Well, two years ago I sacrificed the freedom and flexibility of the freelance world for the lure of a steady pay cheque and the relative security of a 9-5, and in doing so my focus on creative writing – or writing purely for myself – went straight to the bottom of my list of priorities. So much so, that I wasn’t even aware it was there, and would even question whether I had it in me to write in such a way.

For a while, that was fine. I was excited to be in the world of finance and I loved writing about it. I was motivated to succeed and every day felt like a new challenge. And I was good at my job. Still am. From the moment I became the key writer for my company’s consumer website, visitor numbers took off. I relished the chance to get into my consumer finance stride, and I loved switching between that and my B2B voice on a daily basis. I honed my skills and my ability to write for different audiences, and was compelled to do better.

But now, two years on, the novlety of a new industry and the excitement of a career opportunity has categorically worn off, and the knoweldge that I’m doing the sensible, secure thing isn’t enough to keep me inspired. I find that I’m writing the same thing day after day, with the same lack of acknowledgement, and nothing about the work I do, or the topics I write about, excites me (there are a few exceptions, but not many).
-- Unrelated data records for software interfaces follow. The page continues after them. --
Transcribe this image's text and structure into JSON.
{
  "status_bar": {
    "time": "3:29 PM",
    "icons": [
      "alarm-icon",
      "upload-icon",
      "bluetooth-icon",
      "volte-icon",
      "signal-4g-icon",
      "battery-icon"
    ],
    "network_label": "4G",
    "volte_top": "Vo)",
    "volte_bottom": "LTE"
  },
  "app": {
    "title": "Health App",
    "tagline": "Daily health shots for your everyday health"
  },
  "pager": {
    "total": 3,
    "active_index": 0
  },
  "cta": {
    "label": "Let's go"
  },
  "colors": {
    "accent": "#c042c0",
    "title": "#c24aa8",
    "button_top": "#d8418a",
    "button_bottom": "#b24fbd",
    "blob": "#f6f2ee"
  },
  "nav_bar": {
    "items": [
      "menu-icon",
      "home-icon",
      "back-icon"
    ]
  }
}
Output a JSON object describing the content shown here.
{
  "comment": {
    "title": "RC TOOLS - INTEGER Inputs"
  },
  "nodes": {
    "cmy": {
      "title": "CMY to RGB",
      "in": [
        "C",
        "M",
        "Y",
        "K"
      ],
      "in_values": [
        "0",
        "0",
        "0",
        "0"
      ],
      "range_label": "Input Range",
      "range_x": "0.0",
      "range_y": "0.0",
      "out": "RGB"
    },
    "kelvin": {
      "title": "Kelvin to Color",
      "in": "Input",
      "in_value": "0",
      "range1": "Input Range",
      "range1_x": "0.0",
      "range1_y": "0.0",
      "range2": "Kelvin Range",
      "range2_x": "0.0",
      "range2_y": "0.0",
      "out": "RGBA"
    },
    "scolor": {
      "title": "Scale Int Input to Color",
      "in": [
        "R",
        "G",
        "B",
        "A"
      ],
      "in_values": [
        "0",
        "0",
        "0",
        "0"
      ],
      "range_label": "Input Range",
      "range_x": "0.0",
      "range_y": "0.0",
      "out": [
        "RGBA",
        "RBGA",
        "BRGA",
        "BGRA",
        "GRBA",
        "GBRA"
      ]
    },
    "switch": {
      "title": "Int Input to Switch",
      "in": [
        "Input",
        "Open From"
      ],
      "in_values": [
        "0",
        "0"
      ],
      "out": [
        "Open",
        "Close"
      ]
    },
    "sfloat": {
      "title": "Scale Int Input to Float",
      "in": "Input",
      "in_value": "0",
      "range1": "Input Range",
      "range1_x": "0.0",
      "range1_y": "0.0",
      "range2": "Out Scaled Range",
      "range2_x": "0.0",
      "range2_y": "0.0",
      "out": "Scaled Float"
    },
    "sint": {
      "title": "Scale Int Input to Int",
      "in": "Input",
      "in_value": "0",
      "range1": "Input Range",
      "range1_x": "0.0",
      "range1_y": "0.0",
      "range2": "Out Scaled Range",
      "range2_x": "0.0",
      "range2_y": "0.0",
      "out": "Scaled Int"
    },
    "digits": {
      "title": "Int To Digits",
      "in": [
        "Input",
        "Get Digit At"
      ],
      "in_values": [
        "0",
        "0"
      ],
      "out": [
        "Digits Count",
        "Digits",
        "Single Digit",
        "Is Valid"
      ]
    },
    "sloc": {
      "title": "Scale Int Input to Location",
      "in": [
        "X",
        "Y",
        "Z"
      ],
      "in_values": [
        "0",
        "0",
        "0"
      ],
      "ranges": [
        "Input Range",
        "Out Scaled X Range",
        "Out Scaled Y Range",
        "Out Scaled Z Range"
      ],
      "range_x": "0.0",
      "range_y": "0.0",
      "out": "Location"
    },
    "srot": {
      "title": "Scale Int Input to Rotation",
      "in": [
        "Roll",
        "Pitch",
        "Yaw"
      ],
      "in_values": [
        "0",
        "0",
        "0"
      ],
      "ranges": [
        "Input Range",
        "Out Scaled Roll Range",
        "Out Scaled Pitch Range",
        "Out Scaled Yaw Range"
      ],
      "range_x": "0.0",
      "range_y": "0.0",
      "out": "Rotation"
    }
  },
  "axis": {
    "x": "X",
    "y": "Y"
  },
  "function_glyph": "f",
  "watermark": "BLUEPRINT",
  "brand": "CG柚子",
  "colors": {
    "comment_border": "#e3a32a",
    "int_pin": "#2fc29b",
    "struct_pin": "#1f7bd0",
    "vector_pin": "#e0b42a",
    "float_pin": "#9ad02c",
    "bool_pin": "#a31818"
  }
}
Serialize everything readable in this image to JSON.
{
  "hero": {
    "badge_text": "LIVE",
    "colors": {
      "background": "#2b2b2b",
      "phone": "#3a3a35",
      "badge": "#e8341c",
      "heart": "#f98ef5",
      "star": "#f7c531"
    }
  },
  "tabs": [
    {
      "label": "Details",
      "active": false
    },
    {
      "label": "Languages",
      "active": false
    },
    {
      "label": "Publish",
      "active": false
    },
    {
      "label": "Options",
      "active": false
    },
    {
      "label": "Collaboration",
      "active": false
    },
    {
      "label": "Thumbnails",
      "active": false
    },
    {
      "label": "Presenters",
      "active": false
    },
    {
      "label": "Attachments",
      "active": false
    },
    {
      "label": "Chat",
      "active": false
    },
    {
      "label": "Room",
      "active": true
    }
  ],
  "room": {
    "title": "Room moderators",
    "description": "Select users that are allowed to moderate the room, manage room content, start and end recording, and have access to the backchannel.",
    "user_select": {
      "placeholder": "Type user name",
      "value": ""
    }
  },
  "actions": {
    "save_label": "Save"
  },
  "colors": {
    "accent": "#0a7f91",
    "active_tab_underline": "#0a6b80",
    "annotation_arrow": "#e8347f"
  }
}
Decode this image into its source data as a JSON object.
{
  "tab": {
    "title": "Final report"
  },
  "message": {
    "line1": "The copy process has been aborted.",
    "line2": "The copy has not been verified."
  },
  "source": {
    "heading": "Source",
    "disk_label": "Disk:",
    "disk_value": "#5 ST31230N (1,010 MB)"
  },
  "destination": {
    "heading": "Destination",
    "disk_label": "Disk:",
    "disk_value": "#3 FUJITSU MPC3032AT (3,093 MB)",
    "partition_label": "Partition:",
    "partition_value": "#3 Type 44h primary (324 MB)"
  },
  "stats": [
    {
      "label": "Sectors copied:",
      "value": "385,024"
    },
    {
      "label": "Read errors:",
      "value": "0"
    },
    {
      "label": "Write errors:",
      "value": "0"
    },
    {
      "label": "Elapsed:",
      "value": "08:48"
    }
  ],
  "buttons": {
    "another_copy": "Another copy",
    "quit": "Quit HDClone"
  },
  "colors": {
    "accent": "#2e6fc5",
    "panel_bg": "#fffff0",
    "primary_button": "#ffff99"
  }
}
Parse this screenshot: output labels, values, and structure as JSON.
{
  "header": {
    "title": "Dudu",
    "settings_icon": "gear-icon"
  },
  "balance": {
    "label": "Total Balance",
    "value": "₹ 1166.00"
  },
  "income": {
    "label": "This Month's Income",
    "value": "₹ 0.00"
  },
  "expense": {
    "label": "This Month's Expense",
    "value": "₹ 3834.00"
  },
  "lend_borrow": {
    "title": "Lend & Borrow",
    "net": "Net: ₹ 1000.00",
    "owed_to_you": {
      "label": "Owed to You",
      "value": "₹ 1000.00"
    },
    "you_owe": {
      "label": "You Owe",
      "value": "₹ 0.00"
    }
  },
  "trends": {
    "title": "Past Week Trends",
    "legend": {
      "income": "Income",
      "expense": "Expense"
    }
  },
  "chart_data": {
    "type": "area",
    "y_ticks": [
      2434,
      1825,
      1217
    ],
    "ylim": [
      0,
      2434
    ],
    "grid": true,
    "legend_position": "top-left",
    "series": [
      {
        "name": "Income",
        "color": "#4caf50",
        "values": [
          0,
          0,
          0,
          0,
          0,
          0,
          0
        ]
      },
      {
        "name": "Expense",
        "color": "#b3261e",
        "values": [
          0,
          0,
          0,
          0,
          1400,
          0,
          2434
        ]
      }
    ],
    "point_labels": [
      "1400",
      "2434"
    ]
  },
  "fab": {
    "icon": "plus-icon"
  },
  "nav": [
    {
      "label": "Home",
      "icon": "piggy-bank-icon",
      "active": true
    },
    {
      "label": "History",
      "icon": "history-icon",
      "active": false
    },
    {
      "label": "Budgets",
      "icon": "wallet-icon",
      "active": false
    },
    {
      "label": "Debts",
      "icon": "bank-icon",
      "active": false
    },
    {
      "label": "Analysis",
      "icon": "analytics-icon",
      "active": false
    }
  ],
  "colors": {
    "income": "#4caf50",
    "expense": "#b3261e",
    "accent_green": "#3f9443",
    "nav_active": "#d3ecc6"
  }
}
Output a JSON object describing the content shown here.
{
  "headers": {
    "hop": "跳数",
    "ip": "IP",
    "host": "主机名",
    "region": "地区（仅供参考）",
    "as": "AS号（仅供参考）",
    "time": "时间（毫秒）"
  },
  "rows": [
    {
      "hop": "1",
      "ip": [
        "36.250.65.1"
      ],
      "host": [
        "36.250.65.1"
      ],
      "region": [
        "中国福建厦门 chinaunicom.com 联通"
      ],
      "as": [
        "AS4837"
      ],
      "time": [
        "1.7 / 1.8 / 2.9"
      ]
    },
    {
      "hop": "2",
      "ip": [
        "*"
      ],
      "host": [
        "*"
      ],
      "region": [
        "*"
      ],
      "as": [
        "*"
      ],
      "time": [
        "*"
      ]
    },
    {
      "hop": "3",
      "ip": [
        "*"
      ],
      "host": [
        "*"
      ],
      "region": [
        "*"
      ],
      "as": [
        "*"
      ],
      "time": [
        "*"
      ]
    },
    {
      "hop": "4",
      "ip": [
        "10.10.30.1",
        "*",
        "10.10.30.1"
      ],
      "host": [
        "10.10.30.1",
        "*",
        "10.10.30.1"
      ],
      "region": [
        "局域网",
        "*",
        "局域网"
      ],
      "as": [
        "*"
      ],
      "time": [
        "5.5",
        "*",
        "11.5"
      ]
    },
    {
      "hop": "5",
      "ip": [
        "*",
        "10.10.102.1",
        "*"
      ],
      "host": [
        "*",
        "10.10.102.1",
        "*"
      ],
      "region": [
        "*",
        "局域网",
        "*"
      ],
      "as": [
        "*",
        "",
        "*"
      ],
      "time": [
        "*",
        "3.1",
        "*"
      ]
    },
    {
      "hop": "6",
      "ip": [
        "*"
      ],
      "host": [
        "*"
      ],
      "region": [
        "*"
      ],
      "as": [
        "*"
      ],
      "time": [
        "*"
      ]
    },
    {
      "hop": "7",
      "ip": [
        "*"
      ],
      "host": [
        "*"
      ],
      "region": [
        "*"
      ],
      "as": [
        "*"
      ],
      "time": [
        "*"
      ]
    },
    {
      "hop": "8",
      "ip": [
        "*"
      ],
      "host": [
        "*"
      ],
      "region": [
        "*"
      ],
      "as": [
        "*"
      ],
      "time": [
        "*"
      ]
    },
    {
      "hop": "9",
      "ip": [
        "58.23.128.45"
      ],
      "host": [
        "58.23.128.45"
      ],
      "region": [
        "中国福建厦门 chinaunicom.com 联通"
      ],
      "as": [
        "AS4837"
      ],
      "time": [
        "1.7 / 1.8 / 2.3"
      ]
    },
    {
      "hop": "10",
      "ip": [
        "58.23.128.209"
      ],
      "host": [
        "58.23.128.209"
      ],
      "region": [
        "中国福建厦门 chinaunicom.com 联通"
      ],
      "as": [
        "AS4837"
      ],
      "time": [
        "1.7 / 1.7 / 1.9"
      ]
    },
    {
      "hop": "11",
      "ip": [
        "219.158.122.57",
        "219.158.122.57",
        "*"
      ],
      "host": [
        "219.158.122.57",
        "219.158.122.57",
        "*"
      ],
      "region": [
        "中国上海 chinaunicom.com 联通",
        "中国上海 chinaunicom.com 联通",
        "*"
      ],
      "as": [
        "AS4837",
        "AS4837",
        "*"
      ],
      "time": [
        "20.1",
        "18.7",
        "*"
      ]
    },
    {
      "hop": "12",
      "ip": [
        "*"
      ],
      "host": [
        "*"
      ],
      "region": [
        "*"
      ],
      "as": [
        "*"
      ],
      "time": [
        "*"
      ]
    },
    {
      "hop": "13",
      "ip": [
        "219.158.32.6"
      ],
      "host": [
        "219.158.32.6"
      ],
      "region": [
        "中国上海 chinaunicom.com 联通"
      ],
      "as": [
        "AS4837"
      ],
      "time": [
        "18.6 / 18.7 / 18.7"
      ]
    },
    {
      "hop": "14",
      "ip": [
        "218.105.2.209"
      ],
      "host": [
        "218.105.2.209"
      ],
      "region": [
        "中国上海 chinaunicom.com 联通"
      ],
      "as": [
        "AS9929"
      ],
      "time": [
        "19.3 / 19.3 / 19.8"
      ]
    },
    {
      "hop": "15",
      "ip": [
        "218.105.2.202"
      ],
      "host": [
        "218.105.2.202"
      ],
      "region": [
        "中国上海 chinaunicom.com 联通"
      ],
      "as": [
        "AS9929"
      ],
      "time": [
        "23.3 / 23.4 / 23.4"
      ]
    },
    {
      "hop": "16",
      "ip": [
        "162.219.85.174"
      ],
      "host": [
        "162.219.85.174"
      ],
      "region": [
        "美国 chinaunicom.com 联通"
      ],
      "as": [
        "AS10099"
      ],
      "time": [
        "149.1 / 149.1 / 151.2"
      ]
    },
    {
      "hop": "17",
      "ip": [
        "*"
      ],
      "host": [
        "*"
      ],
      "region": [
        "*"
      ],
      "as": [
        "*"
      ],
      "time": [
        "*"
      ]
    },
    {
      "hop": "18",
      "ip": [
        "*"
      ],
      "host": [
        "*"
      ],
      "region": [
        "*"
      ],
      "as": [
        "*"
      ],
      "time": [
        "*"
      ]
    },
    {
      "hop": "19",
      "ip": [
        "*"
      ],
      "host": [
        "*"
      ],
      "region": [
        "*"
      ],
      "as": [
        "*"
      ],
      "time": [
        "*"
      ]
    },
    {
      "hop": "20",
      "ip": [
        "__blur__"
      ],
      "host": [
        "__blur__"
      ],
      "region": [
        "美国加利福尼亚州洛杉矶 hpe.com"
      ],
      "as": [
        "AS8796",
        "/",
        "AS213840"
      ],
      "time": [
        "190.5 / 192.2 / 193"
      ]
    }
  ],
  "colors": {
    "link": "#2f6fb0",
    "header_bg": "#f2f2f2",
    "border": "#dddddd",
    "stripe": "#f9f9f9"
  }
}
Quite simply, I’m bored, uninspired, demotivated, and lacking any challenge – and as it stands, there’s no prospect of that changing in the near future.

But I’m a great believer that there’s a silver lining to everything, and in this case, it’s this: that level of boredom has compelled me to do something more, and it’s led me back to my first love – and my reason for getting into the field in the first place – my love of writing, pure and simple.

So I’ve started writing. And reading. And getting excited about the possibility of doing something more with it.

And it’s so refreshing. It’s a massive cliché, but the thought of doing something purely for myself has given me a huge lease of life. I no longer want to collapse on the sofa as soon as I get home from work and veg out in an exhausted state of semi-consciousness for the evening, because I’ve got something more meaningful to occupy my time. Work isn’t quite as demoralising as I know I’ve got something else to think about. I’m reading again, and I’m looking for new books to add to my already burgeoning to-read pile. I’m excited about the thought of buying a new notebook and pen. Hell, I may even be motivated enough to get back on the treadmill from time to time, but baby steps.

I’ve got the passion back for writing, and a dream that I hope will be fulfilled. Whether or not it’ll become a reality is another question entirely, but at the very least, I’m writing again, and it’s just for me. It’s part of my writerly life that I can really get my teeth into, and I can’t wait to see what’s in store. I wouldn’t say that ideas have started to form, but the creative juices are definitely flowing – I can feel them rushing through me as I’m sitting at my desk, the cogs of the brain ticking over slightly, warming up again, getting ready for something more.

This post will hopefully be the first of many, and I can’t wait to get going with it again (this isn’t a new space but a resurrection of my freelance blog, the posts of which will remain hidden for now). Bring on the fresh start, and the new set of challenges!